Bipartisanship: Post-election talk of bipartisanship often comes after hard-fought November elections. Propelling the talk is serious fatigue from recalls, the most contentious two-year legislative session in memory and what many perceive as a general desire by leaders to get back to “normal.” Some insiders also see signs of more civility at the Capitol as Gov. Scott Walker looks to set the stage for a 2014 re-election run and veteran Rep. Robin Vos, who has forged working relationships with Dems, looks to chart a different kind of speakership than Jeff Fitzgerald. But cynics say Republicans may talk nice but will continue to ram through agenda items like a pro-mining bill.

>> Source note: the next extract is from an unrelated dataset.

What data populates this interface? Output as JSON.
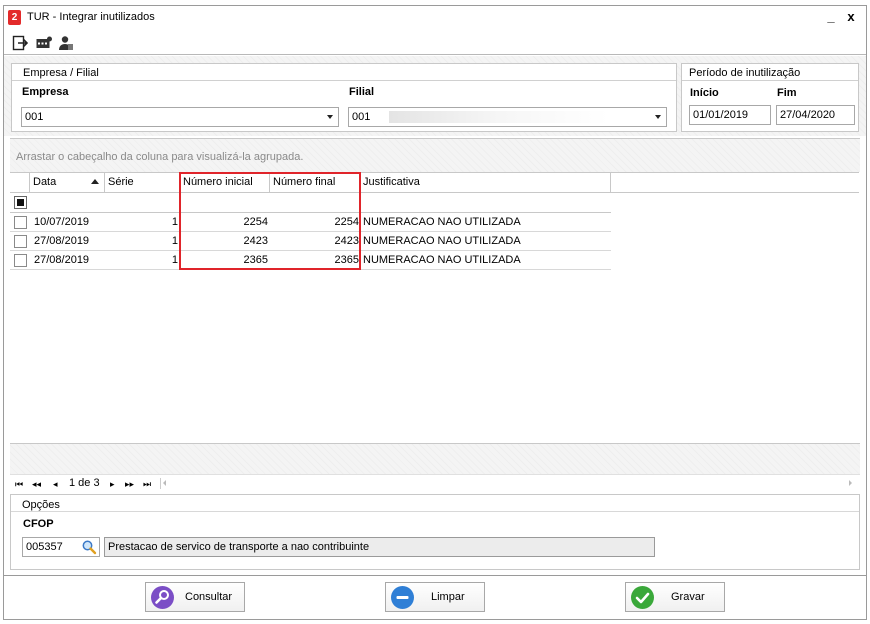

Tommy Thompson: The Thompson brand takes a major hit with the loss to Baldwin. The 70-year-old Thompson, the state's longest-serving governor and national health secretary, had flirted previously with a return to public life after leaving HHS and even tried an ill-fated bid for the presidency in 2007. But after watching Ron Johnson come out of nowhere to beat Russ Feingold two years ago and Scott Walker take the guv’s office, he decided now was the time for a comeback. Shortly before winning the primary in August, Thompson declared that if he made it through that race, he’d be a shoe-in for the general. And that, some say, was his downfall, never realizing just how much the environment had changed since his last bid in 1998 and misunderstanding the dynamics of modern-day politics. Thompson backers are stunned that he lost to a Madison liberal who was little known outside her district at the beginning of the campaign. But insiders on both sides say Thompson was just another Republican on this Election Day and that Baldwin ran the superior campaign.
Roger Rivard: The freshman GOP rep from northwestern Wisconsin loses by fewer than 600 votes after publicity for his “some girls rape easy” comment. Had he kept his mouth shut, Republicans say, he probably would have won. He's among five legislative incumbents to lose on Election Day -- three Republicans and two Dems, including Sen. Jessica King of Oshkosh if her loss holds up.
Assembly Dems: In a presidential election year when their candidate wins by 7 percentage points, they make no overall gain against a Republican majority. Insiders chalk it up to a number of factors, including a map Republicans drew to give them an inherent edge in Assembly races for the next decade. Others point to a disparity in help from outside groups as a significant factor in coming back at just 39 seats in the 99-member chamber. But critics charge Assembly Dems weren’t aggressive enough in trying to raise money on their own or recruit top-notch candidates who could benefit from the natural bump their party gets in turnout during presidential years.